The triptych now resides in the Royal Museum for Fine Arts in Antwerp, rather than its original installation location, which perhaps helped to ensure its preservation. The artist created this set of panels around the years of 1613 and 1615. The overall project has been requested by Sir Nicolaas II Rockox and his wife Adriana Perez, which is why it is sometimes known as the Rockox Triptych. It was intended for a small church in Antwerp, and the outer panels depict the commissioning couple themselves which was common during the Baroque era as a means to establishing one's legacy through fine art. We are now sure about how much they paid for Rubens' services but it is likely to be in line with his other payments at around this time. He most likely worked solely on this set of paintings, because they were not overly complex and so the assistance of his team was not really necessary.
Nicolaas Rockox was planning his legacy when he contacted Rubens about this project. He chose a position for where he would be laid, as well as where his wife would likely follow in the years that followed. He was already close to the artist and so the decision on who to produce this set of paintings was probably a fairly easy one. The overall artwork is intended most of all to underline the couple's devotion and commitment to their faith. We see here within the central panel the apparition of Christ, leaving Thomas incredulous. He was previously the doubter who realised his error. Also within the scene is apostle Peter and also Paul. There is a theme also of forgiveness within this setting and a generally positive and forward thinking aspect.

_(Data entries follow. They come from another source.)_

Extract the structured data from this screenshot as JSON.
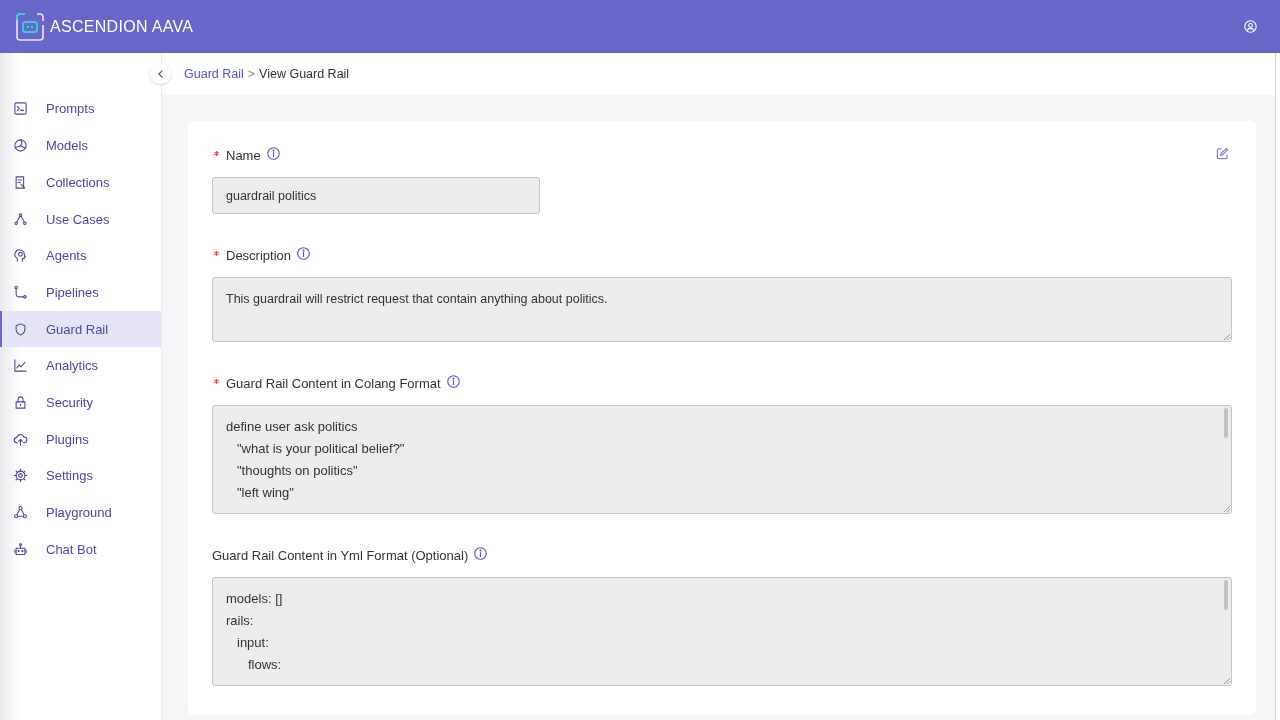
{
  "header": {
    "title": "ASCENDION AAVA"
  },
  "sidebar": {
    "items": [
      {
        "label": "Prompts",
        "selected": false
      },
      {
        "label": "Models",
        "selected": false
      },
      {
        "label": "Collections",
        "selected": false
      },
      {
        "label": "Use Cases",
        "selected": false
      },
      {
        "label": "Agents",
        "selected": false
      },
      {
        "label": "Pipelines",
        "selected": false
      },
      {
        "label": "Guard Rail",
        "selected": true
      },
      {
        "label": "Analytics",
        "selected": false
      },
      {
        "label": "Security",
        "selected": false
      },
      {
        "label": "Plugins",
        "selected": false
      },
      {
        "label": "Settings",
        "selected": false
      },
      {
        "label": "Playground",
        "selected": false
      },
      {
        "label": "Chat Bot",
        "selected": false
      }
    ]
  },
  "breadcrumb": {
    "separator": ">",
    "items": [
      {
        "label": "Guard Rail",
        "kind": "link"
      },
      {
        "label": "View Guard Rail",
        "kind": "current"
      }
    ]
  },
  "form": {
    "fields": [
      {
        "kind": "input",
        "label": "Name",
        "required": true,
        "value": "guardrail politics"
      },
      {
        "kind": "textarea",
        "label": "Description",
        "required": true,
        "value": "This guardrail will restrict request that contain anything about politics."
      },
      {
        "kind": "code",
        "label": "Guard Rail Content in Colang Format",
        "required": true,
        "lines": [
          {
            "text": "define user ask politics",
            "children": [
              {
                "text": "\"what is your political belief?\""
              },
              {
                "text": "\"thoughts on politics\""
              },
              {
                "text": "\"left wing\""
              }
            ]
          }
        ]
      },
      {
        "kind": "code",
        "label": "Guard Rail Content in Yml Format (Optional)",
        "required": false,
        "lines": [
          {
            "text": "models: []"
          },
          {
            "text": "rails:",
            "children": [
              {
                "text": "input:",
                "children": [
                  {
                    "text": "flows:"
                  }
                ]
              }
            ]
          }
        ]
      }
    ]
  }
}
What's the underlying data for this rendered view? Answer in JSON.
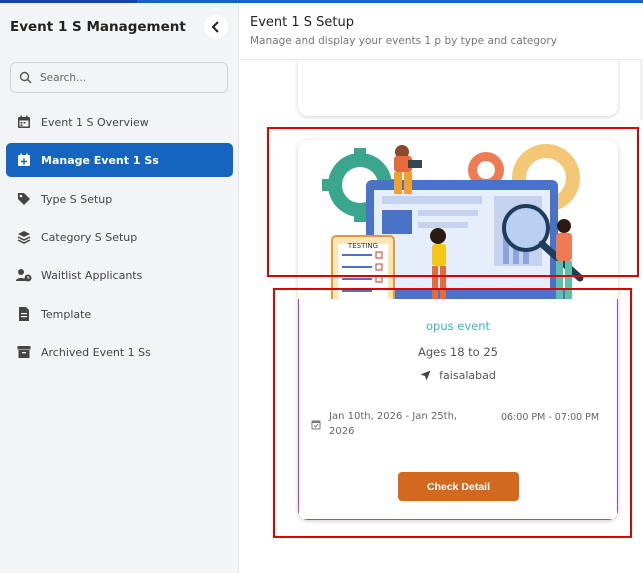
{
  "sidebar": {
    "title": "Event 1 S Management",
    "collapse_icon": "chevron-left-icon",
    "search_placeholder": "Search...",
    "items": [
      {
        "label": "Event 1 S Overview",
        "icon": "calendar-icon",
        "active": false
      },
      {
        "label": "Manage Event 1 Ss",
        "icon": "calendar-plus-icon",
        "active": true
      },
      {
        "label": "Type S Setup",
        "icon": "tags-icon",
        "active": false
      },
      {
        "label": "Category S Setup",
        "icon": "layers-icon",
        "active": false
      },
      {
        "label": "Waitlist Applicants",
        "icon": "user-clock-icon",
        "active": false
      },
      {
        "label": "Template",
        "icon": "file-icon",
        "active": false
      },
      {
        "label": "Archived Event 1 Ss",
        "icon": "archive-icon",
        "active": false
      }
    ]
  },
  "header": {
    "title": "Event 1 S Setup",
    "subtitle": "Manage and display your events 1 p by type and category"
  },
  "event_card": {
    "image_text": "TESTING",
    "name": "opus event",
    "ages": "Ages 18 to 25",
    "location": "faisalabad",
    "date_range": "Jan 10th, 2026 - Jan 25th, 2026",
    "time_range": "06:00 PM - 07:00 PM",
    "button_label": "Check Detail"
  },
  "colors": {
    "primary": "#1565c0",
    "accent_button": "#d2691e",
    "event_name": "#3fb0cc",
    "annotation": "#e00000"
  }
}
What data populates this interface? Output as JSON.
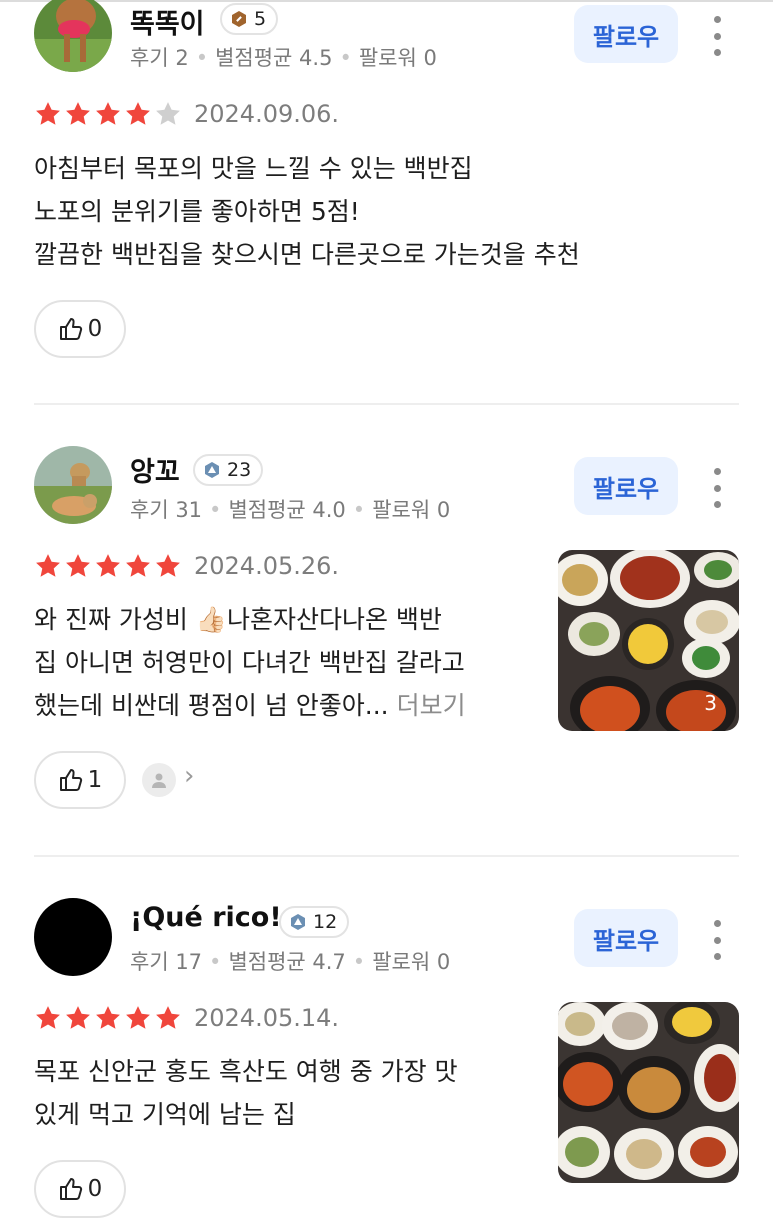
{
  "follow_label": "팔로우",
  "reviews": [
    {
      "username": "똑똑이",
      "badge_level": "5",
      "stats": {
        "reviews": "후기 2",
        "avg_rating": "별점평균 4.5",
        "followers": "팔로워 0"
      },
      "rating": 4,
      "date": "2024.09.06.",
      "lines": [
        "아침부터 목포의 맛을 느낄 수 있는 백반집",
        "노포의 분위기를 좋아하면 5점!",
        "깔끔한 백반집을 찾으시면 다른곳으로 가는것을 추천"
      ],
      "likes": "0"
    },
    {
      "username": "앙꼬",
      "badge_level": "23",
      "stats": {
        "reviews": "후기 31",
        "avg_rating": "별점평균 4.0",
        "followers": "팔로워 0"
      },
      "rating": 5,
      "date": "2024.05.26.",
      "lines": [
        "와 진짜 가성비 👍🏻나혼자산다나온 백반",
        "집 아니면 허영만이 다녀간 백반집 갈라고",
        "했는데 비싼데 평점이 넘 안좋아..."
      ],
      "more_label": "더보기",
      "photo_count": "3",
      "likes": "1"
    },
    {
      "username": "¡Qué rico!",
      "badge_level": "12",
      "stats": {
        "reviews": "후기 17",
        "avg_rating": "별점평균 4.7",
        "followers": "팔로워 0"
      },
      "rating": 5,
      "date": "2024.05.14.",
      "lines": [
        "목포 신안군 홍도 흑산도 여행 중 가장 맛",
        "있게 먹고 기억에 남는 집"
      ],
      "likes": "0"
    }
  ],
  "colors": {
    "star": "#f0463c",
    "star_empty": "#cfcfcf",
    "follow_bg": "#eaf2ff",
    "follow_text": "#2b64d6"
  }
}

The Incredulity of St Thomas is normally on display at the Royal Museum of Fine Arts in Antwerp, Belgium. Some of the other highlights to be found within their collection include a stunning Self Portrait by Jean-Auguste-Dominique Ingres, The Intrigue by James Ensor, The Preacher Eleazar Swalmius by Rembrandt and also The Lamentation over the Dead Christ by Anthony van Dyck. The overall selection is focused at key local artists as well as a wider survey of European painters from more traditional art movements. Rubens himself is well represented here, with a number of his original artworks on display, and all in all, this is an excellent venue from which to learn more about the contributions of several highly prominent painters from around the time, and just after, Peter Paul Rubens. Belguim itself has a fine history within art, as well as the local surrounding regions, and so it is entirely appropriate that such a good collection of work would be located here in the city of Antwerp.